Fighting Bob La Follette: The Righteous Reformer

@inproceedings{Unger2000FightingBL,
  title={Fighting Bob La Follette: The Righteous Reformer},
  author={Nancy C. Unger},
  year={2000}
}
Robert "Fighting Bob" La Follette (1855-1925) was one of the most significant leaders of American progressivism. Nancy Unger integrates previously unknown details from La Follette's personal life with important events from his storied political career, revealing a complex man who was a compelling mixture of failure and accomplishment, tragedy and triumph. Serving as U.S. representative from 1885 to 1891, governor of Wisconsin from 1901 to 1906, and senator from Wisconsin from 1906 to his death… 

The Ethnic and Racial Side of Robert M. La Follette Sr.

  • Jørn Brøndal
  • History
    The Journal of the Gilded Age and Progressive Era
  • 2011
The conundrum of Progressive Era reform flowering simultaneously with the institutionalization of Jim Crow, the establishment of the Asiatic Barred Zone, and the introduction of European immigration

Uphill All the Way: The Fortunes of Progressivism, 1919-1929

Uphill All the Way: The Fortunes of Progressivism, 1919-1928 Kevin C. Murphy With very few exceptions, the conventional narrative of American history dates the end of the Progressive Era to the

The National Progressive Republican League and the Elusive Quest for Progressive Unity

In January 1911, Senator Robert M. La Follette of Wisconsin announced the creation of the National Progressive Republican League (NPRL). Historians have dismissed this organization as a vehicle for

The hidden prince: governors, executive power and the rise of the modern presidency

Before 1876, no American president had been elected directly from a statehouse.
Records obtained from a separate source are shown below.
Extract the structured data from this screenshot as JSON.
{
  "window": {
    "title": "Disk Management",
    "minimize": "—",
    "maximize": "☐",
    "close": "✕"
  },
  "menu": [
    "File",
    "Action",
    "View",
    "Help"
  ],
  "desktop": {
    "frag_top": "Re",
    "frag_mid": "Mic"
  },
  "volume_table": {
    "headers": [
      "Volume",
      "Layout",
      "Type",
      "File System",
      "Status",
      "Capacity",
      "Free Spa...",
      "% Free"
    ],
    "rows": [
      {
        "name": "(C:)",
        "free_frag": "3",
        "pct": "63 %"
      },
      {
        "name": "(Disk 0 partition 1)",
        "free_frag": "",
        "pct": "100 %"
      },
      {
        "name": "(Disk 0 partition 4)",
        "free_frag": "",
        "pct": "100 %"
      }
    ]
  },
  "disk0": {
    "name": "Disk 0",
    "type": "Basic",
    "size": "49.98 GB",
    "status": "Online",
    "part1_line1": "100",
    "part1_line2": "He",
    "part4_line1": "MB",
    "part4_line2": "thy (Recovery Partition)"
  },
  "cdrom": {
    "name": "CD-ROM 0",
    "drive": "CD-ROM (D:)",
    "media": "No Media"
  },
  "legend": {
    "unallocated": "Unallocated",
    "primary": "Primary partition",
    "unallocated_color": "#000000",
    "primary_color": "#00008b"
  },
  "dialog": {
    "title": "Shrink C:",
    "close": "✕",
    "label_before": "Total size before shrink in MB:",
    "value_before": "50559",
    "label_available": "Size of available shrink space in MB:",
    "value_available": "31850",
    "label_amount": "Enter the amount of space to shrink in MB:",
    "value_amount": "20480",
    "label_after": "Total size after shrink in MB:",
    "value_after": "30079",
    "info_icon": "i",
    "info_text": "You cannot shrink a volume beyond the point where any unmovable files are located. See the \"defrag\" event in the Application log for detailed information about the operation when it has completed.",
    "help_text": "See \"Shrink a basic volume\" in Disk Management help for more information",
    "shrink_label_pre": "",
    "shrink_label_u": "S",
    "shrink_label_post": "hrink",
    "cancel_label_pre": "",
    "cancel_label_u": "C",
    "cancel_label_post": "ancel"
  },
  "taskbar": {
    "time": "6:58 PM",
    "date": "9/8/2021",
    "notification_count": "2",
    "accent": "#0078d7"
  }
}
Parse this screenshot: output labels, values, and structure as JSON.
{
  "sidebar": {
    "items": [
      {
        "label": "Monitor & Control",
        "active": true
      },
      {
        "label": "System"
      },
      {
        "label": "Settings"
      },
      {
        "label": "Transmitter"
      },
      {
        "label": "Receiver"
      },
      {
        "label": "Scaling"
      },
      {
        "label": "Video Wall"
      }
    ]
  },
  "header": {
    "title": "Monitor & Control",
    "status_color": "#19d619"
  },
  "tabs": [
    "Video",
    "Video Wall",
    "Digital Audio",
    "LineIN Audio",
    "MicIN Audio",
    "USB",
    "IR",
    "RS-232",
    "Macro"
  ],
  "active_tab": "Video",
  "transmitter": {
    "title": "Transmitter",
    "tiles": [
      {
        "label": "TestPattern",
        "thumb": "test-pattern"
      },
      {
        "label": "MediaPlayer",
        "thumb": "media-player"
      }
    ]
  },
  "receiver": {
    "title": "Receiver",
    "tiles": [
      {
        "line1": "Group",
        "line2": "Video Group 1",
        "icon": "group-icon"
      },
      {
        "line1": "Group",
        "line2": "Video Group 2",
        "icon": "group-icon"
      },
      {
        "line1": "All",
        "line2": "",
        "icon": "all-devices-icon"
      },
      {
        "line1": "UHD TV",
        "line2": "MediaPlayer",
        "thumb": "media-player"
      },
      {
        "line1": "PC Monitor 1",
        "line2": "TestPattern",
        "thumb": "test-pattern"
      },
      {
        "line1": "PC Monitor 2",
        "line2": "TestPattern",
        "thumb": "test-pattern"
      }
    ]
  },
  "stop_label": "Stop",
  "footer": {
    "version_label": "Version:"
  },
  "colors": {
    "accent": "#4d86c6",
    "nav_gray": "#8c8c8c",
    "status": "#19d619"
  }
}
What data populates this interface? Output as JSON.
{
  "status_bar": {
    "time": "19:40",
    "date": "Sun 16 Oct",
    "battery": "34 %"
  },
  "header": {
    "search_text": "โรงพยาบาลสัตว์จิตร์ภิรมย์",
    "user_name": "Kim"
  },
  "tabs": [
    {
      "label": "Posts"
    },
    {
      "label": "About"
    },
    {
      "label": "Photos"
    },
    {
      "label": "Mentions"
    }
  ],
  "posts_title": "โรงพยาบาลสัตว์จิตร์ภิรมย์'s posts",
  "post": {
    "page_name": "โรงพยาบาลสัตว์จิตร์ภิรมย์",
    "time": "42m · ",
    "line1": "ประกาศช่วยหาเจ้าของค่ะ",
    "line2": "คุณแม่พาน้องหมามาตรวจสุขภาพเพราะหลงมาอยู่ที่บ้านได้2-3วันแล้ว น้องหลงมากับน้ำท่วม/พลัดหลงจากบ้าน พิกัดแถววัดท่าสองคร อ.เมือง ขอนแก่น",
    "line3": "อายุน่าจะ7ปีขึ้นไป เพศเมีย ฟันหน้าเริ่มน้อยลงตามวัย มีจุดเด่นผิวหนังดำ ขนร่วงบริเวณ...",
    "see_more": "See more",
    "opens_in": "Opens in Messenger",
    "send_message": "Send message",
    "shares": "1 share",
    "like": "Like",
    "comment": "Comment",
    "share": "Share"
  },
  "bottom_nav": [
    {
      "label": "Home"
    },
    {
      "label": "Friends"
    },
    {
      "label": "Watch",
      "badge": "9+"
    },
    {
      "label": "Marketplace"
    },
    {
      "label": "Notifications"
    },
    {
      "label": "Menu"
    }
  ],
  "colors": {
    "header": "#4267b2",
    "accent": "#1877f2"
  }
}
By 1932 five had, and a would-be sixth, Theodore Roosevelt, came to the office through a line of succession made

Re-Democratizing the Progressive Era: The Politics of Progressive Era Political Historiography

  • R. D. Johnston
  • History, Political Science
    The Journal of the Gilded Age and Progressive Era
  • 2002
When historians fight about Progressivism — and fight they do — they are not just arguing about events of a century ago. They are also struggling over the basic meanings of American democracy. If we

The Will to Believe: Woodrow Wilson, World War I, and America's Strategy for Peace and Security

In many ways, Woodrow Wilson and the era of World War I cast a deeper shadow over contemporary foreign policy debates than more recent events, such as the Cold War. More so than after World War II,

How did Belle La Follette Resist Racial Segregation in Washington D.C., 1913-1914?

Beginning in 1913, progressive reformer Belle Case La Follette wrote a series of articles for the "women's page" of her family's magazine, denouncing the sudden racial segregation in several

Public Influence inside the College Walls: Progressive Era Universities, Social Scientists, and Intercollegiate Football Reform

At the height of the Progressive Era a number of social scientists, educational leaders, and politicians called for the reform of intercollegiate football. Since the 1880s football had become a

Commons, Collective Action, and Corruption

Abstract: John R. Commons tried to save capitalism by making it good. His career was characterized by a sustained attempt to reduce social inequality by promoting collective action. Thanks to his

Joseph E. Davies: The Wisconsin Idea and the Origins of the Federal Trade Commission1

In response to an enormous growth of trusts in the late nineteenth century, demands for reform among a wide spectrum of interest groups culminated in the Federal Trade Commission Act of 1915. Playing